What needs to be done »
Lines from the one containing "Parse this screenshot: output" through the final line of the data, restated word for word and free of pictures, make up the whole answer.

[Data about app and page elements]
________________________
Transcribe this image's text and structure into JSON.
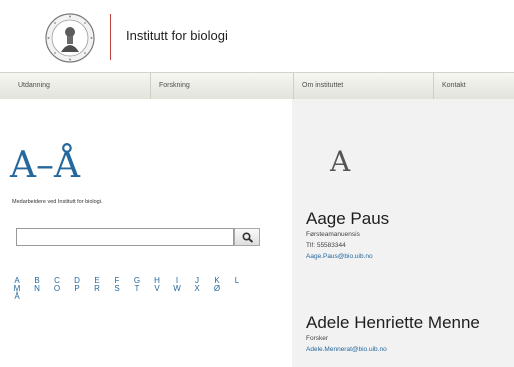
{
  "header": {
    "site_title": "Institutt for biologi"
  },
  "nav": {
    "items": [
      {
        "label": "Utdanning"
      },
      {
        "label": "Forskning"
      },
      {
        "label": "Om instituttet"
      },
      {
        "label": "Kontakt"
      }
    ]
  },
  "main": {
    "az_title": "A–Å",
    "intro": "Medarbeidere ved Institutt for biologi.",
    "search": {
      "value": "",
      "placeholder": ""
    },
    "letters_row1": [
      "A",
      "B",
      "C",
      "D",
      "E",
      "F",
      "G",
      "H",
      "I",
      "J",
      "K",
      "L"
    ],
    "letters_row2": [
      "M",
      "N",
      "O",
      "P",
      "R",
      "S",
      "T",
      "V",
      "W",
      "X",
      "Ø"
    ],
    "letters_row3": [
      "Å"
    ]
  },
  "directory": {
    "section_letter": "A",
    "people": [
      {
        "name": "Aage Paus",
        "title": "Førsteamanuensis",
        "phone": "Tlf: 55583344",
        "email": "Aage.Paus@bio.uib.no"
      },
      {
        "name": "Adele Henriette Menne",
        "title": "Forsker",
        "phone": "",
        "email": "Adele.Mennerat@bio.uib.no"
      }
    ]
  },
  "colors": {
    "accent": "#24689e",
    "divider": "#c33c3c",
    "nav_bg": "#e9e9e3",
    "right_bg": "#f2f2f2"
  },
  "icons": {
    "logo": "university-seal-icon",
    "search": "search-icon"
  }
}
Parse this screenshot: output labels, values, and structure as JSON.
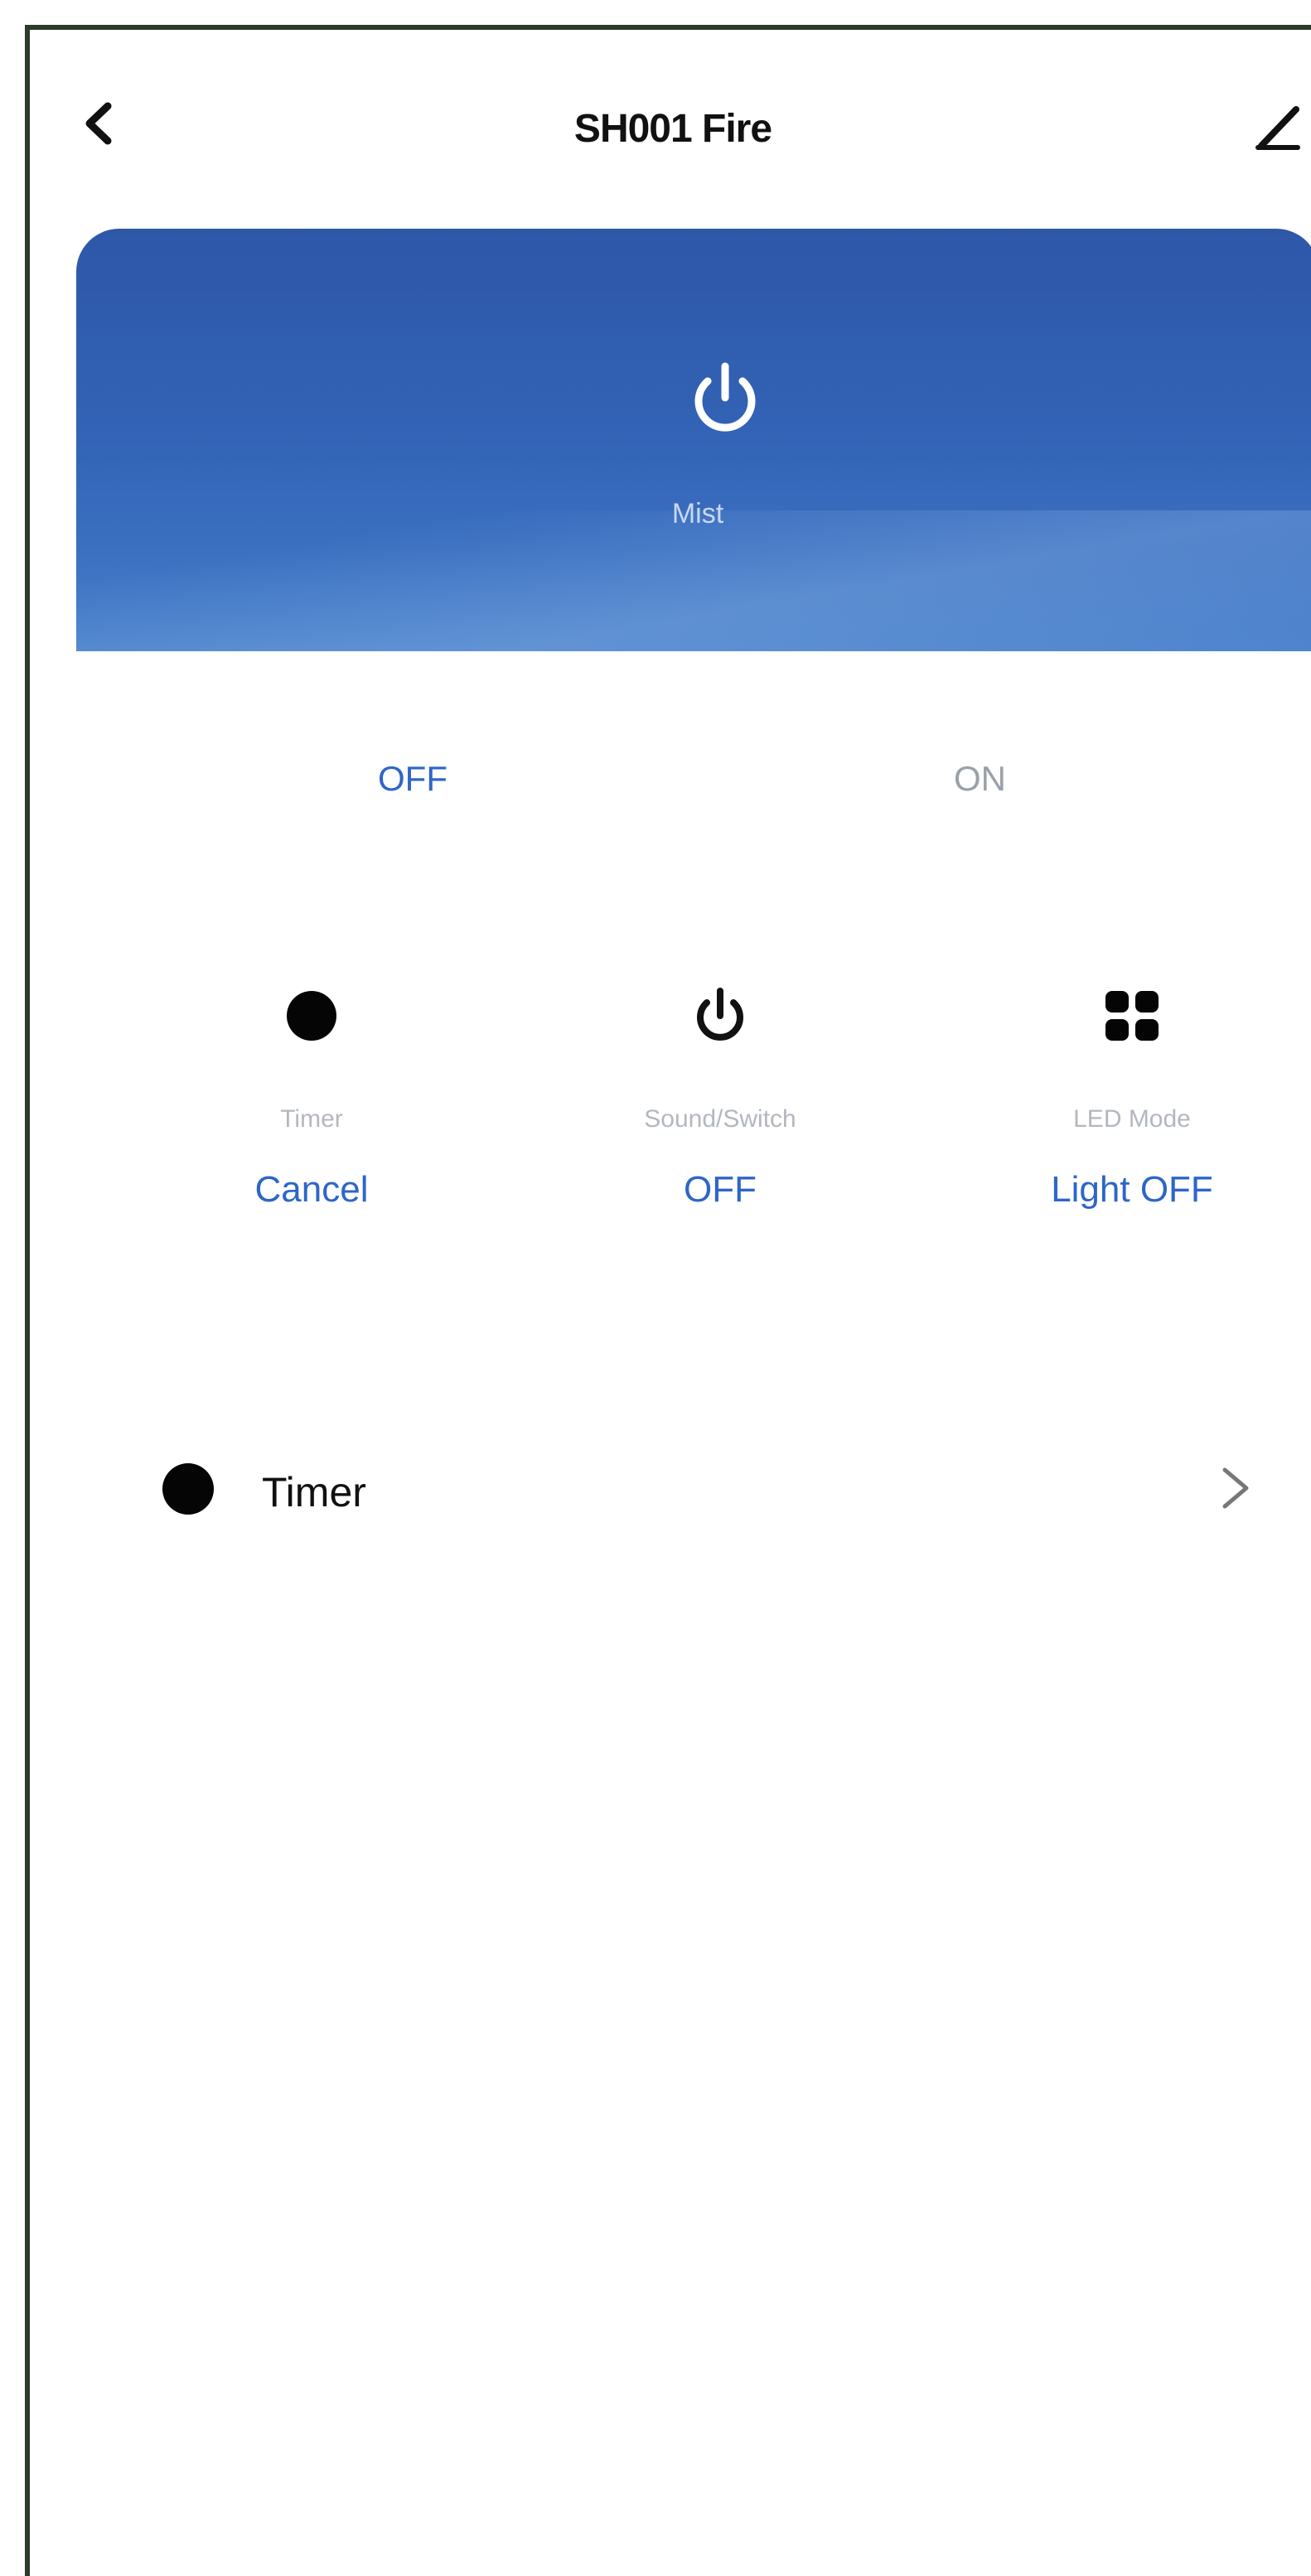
{
  "header": {
    "title": "SH001 Fire",
    "back_icon": "chevron-left-icon",
    "edit_icon": "pencil-icon"
  },
  "hero": {
    "icon": "power-icon",
    "label": "Mist",
    "colors": {
      "top": "#2e57a8",
      "bottom": "#4a82cc"
    }
  },
  "mode_toggle": {
    "options": [
      "OFF",
      "ON"
    ],
    "selected": "OFF",
    "accent": "#2e66c7"
  },
  "functions": [
    {
      "icon": "dot-icon",
      "label": "Timer",
      "value": "Cancel"
    },
    {
      "icon": "power-icon",
      "label": "Sound/Switch",
      "value": "OFF"
    },
    {
      "icon": "grid-icon",
      "label": "LED Mode",
      "value": "Light OFF"
    }
  ],
  "list": [
    {
      "icon": "dot-icon",
      "label": "Timer",
      "chevron": "chevron-right-icon"
    }
  ]
}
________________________
Answer space »
Parse this screenshot: output labels, values, and structure as JSON.
{
  "header": {
    "title": "SH001 Fire",
    "back_icon": "chevron-left-icon",
    "edit_icon": "pencil-icon"
  },
  "hero": {
    "icon": "power-icon",
    "label": "Mist",
    "colors": {
      "top": "#2e57a8",
      "bottom": "#4a82cc"
    }
  },
  "mode_toggle": {
    "options": [
      "OFF",
      "ON"
    ],
    "selected": "OFF",
    "accent": "#2e66c7"
  },
  "functions": [
    {
      "icon": "dot-icon",
      "label": "Timer",
      "value": "Cancel"
    },
    {
      "icon": "power-icon",
      "label": "Sound/Switch",
      "value": "OFF"
    },
    {
      "icon": "grid-icon",
      "label": "LED Mode",
      "value": "Light OFF"
    }
  ],
  "list": [
    {
      "icon": "dot-icon",
      "label": "Timer",
      "chevron": "chevron-right-icon"
    }
  ]
}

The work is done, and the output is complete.